The Gimli Recreation Centre in Gimli, Manitoba is a sprawling complex that sits about a block and a half from the main drag. Walking through the doors in the middle of summer might give the impression that it’s an easy going place, and although icemaker Sandy Prise comes across as a relaxed, soft-spoken man, he is well aware that hockey season is approaching at breakneck speed.
“We start producing hockey ice midway through summer, and of course we have to do it from scratch,” says Sandy. The ice is made in preparation for the Reggie Leach Hockey School which begins the second week of August. “The school is for kids ages 5-16 and it’s great fun.”
Sandy, who was born in Turriff, Scotland and moved to Gimli at the age of five, started working with the Rural Municipality of Gimli in 1977. He has worked as both Recreation Coordinator and Program Manager, but he’s had an entirely new role for close to a decade.
“When the RM upgraded their heat pump system to an ammonia plant in 2003, I had the opportunity to become an ice tech. I was certified as a refrigeration technician in 2004.”
As Sandy began to learn the finer points of ice making, he soon became aware that people’s opinions on the ice often depend on if they prefer to shoot a puck or throw curling rocks.
“Hockey ice is not so bad, but curling ice is tougher because everyone’s a critic of curling ice.” Sandy says the key to making good curling ice is to keep it fast, clean and consistent. “If you throw a rock you want it to glide consistently all the way along.” Despite having a population under 6000 people, Gimli has become well known in curling circles thanks to another ice maker who lives in town.
“Living in our community, we have ‘the world’s best ice maker’ Hans Wuthrich. People have seen his ice on TV. He does help us out on occasion.” Sandy says one of the toughest part of the job is dealing with people, but over the years he has learned how to take it in stride.
Smooth Operator A Profile on Union Member Sandy Prise 2 Sandy Prise (L) and Adam Donahoe (R) stand next to the arena’s newly purchased Olympia ice resurfacer. “The hard part with curling ice is having to hear all the criticism. We’re trying to make the ice as good as we can. Fortunately, if you deal with that enough times after a while it rolls right off your back.” For Sandy, the best part of the job is on the hockey side, where he gets to witness children take to the ice for the first time.
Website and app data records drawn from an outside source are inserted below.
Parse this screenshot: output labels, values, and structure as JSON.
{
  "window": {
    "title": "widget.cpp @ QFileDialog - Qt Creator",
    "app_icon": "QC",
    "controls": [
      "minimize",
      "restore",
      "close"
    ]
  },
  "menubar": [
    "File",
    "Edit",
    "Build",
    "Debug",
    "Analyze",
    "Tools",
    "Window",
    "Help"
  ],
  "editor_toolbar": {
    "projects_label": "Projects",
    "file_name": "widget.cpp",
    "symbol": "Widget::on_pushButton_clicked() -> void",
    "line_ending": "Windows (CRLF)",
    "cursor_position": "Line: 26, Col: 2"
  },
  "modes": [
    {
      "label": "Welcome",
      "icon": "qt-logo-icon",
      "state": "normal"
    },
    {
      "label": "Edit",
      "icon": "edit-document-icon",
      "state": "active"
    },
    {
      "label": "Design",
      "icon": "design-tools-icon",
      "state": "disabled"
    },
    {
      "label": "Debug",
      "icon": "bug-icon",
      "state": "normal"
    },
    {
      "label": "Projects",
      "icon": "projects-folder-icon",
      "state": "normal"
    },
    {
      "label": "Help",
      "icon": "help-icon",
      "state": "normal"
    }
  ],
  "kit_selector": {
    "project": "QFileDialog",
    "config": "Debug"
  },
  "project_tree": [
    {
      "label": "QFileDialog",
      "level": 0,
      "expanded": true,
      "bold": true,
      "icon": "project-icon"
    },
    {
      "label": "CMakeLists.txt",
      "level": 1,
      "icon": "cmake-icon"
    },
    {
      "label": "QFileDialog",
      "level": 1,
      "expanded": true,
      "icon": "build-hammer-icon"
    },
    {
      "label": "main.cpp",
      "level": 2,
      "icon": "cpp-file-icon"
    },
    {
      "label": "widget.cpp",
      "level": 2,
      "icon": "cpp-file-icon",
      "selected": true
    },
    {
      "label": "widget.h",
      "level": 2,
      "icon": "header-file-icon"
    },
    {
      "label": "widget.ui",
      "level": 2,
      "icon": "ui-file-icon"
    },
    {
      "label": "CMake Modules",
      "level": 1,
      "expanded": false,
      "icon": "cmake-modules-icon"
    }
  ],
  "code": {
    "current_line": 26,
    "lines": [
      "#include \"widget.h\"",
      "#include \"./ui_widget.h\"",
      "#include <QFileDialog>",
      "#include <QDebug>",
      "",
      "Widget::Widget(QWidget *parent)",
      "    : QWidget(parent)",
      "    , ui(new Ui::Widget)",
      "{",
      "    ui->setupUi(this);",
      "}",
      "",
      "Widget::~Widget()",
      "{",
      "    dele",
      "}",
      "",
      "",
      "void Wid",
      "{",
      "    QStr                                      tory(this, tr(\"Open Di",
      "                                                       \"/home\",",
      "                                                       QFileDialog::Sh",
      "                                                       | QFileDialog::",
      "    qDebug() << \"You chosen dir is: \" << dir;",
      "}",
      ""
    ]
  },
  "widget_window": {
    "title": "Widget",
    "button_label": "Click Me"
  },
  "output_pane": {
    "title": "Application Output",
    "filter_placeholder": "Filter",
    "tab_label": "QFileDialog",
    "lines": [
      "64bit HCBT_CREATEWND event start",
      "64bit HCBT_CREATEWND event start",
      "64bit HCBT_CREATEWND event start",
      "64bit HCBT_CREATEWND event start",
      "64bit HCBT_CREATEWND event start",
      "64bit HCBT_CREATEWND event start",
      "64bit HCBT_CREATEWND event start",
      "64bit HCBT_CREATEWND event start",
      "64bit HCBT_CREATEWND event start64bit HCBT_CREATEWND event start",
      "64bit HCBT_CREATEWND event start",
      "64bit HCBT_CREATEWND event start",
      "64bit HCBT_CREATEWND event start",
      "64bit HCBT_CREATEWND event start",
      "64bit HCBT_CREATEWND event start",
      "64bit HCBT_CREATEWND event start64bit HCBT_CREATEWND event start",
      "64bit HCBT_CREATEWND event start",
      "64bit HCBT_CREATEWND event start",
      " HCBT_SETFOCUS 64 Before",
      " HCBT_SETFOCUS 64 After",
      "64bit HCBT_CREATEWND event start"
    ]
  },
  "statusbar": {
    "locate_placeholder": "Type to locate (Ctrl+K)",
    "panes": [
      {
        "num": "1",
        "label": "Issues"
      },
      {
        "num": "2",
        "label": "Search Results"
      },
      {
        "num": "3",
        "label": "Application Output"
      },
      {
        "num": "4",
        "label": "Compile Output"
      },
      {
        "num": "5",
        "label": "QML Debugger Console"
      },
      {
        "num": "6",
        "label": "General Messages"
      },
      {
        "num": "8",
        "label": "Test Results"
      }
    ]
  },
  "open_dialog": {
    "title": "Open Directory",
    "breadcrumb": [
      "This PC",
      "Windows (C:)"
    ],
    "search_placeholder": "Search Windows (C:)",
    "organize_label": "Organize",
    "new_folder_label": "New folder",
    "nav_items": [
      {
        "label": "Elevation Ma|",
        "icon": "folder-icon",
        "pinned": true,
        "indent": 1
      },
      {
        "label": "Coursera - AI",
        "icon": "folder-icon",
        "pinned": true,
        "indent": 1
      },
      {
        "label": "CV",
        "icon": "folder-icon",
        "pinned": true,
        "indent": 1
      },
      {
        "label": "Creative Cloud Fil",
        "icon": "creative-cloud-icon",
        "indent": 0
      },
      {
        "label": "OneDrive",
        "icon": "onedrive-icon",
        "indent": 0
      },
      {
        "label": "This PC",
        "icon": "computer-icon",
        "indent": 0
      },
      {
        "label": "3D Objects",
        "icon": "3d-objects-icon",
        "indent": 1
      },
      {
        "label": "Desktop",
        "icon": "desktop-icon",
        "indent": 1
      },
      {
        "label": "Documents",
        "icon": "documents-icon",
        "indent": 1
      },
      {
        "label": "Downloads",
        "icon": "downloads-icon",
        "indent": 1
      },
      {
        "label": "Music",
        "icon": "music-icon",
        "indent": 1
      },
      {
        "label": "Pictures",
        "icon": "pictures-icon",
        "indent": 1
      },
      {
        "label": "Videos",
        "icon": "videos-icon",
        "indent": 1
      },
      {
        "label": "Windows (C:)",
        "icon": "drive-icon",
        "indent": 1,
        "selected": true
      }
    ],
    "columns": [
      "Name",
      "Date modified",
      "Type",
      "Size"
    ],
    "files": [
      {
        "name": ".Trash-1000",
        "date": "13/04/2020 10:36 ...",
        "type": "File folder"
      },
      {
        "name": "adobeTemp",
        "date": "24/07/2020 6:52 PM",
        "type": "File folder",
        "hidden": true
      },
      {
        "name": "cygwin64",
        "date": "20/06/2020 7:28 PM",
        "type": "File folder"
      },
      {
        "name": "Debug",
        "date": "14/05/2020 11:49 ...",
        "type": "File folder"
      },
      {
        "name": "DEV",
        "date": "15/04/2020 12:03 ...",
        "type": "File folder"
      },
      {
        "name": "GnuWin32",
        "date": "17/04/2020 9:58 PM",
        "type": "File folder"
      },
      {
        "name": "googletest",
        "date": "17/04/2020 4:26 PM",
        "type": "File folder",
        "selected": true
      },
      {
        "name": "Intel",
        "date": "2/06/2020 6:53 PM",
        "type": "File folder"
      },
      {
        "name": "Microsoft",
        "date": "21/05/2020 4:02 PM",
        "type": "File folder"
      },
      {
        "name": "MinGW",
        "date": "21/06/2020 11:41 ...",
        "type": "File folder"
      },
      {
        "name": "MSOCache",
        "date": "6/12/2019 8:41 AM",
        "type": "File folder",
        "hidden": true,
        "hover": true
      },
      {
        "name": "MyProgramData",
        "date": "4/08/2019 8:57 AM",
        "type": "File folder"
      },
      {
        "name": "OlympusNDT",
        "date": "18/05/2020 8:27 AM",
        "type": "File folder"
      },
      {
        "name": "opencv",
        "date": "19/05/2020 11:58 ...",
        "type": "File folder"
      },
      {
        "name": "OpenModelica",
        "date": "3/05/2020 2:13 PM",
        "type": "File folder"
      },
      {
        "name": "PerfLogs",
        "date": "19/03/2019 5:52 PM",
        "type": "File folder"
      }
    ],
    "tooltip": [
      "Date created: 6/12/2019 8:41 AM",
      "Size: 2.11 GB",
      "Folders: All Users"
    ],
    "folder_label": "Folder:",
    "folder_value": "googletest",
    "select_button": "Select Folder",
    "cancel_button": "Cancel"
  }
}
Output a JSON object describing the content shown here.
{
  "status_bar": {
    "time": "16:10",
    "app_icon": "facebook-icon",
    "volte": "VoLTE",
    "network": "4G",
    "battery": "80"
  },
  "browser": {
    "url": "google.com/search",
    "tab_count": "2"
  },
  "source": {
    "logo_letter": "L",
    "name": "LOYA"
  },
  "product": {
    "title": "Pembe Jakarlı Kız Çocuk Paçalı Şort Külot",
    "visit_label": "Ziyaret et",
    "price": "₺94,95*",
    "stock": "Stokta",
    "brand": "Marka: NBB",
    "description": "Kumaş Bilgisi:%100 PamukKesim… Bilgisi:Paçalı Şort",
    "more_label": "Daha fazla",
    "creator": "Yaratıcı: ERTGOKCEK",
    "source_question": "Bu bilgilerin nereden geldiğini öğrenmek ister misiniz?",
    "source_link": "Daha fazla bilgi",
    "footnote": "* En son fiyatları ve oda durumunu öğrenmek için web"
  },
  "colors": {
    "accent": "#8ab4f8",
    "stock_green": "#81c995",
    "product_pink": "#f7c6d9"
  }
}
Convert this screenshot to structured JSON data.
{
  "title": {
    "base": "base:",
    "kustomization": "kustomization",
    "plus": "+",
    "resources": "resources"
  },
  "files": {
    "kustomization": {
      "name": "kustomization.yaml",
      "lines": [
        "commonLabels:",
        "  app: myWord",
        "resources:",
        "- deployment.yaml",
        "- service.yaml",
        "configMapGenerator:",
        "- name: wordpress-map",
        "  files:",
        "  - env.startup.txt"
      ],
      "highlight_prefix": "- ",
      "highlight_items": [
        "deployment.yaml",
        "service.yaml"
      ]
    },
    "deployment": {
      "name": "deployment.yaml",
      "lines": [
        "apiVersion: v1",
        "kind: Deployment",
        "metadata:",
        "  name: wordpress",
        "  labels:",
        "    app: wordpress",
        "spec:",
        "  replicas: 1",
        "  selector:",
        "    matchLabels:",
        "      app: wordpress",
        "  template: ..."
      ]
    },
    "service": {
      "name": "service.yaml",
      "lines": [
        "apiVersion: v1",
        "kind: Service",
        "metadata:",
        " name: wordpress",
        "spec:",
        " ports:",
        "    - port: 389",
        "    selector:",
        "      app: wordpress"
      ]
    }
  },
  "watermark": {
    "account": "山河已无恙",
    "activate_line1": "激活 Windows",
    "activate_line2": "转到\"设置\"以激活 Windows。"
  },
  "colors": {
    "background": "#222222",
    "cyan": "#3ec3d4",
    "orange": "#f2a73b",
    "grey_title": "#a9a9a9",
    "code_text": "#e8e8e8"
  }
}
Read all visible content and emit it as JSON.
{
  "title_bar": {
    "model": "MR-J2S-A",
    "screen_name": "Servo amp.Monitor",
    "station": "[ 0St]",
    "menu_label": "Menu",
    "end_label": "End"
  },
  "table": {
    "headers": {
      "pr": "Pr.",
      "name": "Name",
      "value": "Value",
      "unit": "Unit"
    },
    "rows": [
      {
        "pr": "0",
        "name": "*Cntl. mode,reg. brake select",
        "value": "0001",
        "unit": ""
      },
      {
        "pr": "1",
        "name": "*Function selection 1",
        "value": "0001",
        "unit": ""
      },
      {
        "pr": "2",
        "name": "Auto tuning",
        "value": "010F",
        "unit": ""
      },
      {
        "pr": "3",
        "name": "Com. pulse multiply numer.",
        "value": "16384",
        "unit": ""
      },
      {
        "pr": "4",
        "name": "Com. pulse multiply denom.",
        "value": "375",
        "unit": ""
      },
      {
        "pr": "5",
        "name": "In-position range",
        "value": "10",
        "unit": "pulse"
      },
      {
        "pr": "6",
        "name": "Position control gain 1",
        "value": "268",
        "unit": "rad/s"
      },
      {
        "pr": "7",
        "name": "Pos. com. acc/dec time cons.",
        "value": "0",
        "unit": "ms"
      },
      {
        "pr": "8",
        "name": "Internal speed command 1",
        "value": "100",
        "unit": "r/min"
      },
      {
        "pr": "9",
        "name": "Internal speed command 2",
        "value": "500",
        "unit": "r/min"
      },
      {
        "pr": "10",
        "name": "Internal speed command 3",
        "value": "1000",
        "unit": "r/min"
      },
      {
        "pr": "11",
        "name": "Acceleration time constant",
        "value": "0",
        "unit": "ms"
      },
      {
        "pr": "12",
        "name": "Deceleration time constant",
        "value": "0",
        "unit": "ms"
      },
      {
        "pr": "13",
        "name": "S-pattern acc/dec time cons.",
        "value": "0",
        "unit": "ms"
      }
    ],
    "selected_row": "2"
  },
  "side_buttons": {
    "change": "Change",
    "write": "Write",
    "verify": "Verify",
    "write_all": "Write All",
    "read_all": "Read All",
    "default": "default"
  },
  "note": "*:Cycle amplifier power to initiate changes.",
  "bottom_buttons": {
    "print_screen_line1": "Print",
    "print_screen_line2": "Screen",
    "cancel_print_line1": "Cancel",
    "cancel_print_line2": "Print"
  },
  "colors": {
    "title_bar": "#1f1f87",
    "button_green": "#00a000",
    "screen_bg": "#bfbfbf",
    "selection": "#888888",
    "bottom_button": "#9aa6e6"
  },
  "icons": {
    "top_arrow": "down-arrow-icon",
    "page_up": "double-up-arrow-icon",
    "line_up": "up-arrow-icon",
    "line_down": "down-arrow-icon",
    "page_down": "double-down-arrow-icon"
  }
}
“I supervise hockey for 6 year olds. Seeing the little squirts on the ice is probably the most satisfying part of the job. My kids went through the program too, and when they first try it out they have no dreams of being an NHL player, they’re just having fun.”
Working alongside Sandy for the past few years is Adam Donohoe, an ice tech trainee.
“I’ve learned a lot from working with Sandy, mainly how to deal with the public effectively,” says Adam. “That was something that I didn’t anticipate about working here, is how involved we are with the public on every level.”
Adam says his co-workers make it a great place to work. “Even when the job itself isn’t all that great, when you have good people around you, that’s all that really matters.”
Both men are members of Local 987, and say belonging to a union has definite advantages.
“It gives us the opportunity to have a little more clout,” says Sandy. “Before we were unionized, there were some issues with management. But now, being a union member, there’s better guidelines. When you have a collective agreement, it’s black and white.”
The Gimli Recreation Centre has hosted some prominent events over the years, including the 1998 Manitoba Winter Games, the 2003 TSN Skins Game, The 2008 Scotty’s Tournament of Hearts. When asked what his dream event would be, Sandy said he’d like to host curling’s best at the Safeway Championship.
“We’d love to do the Manitoba Men’s curling. That would be great. In curling it’s one of the biggest events next to the Brier.”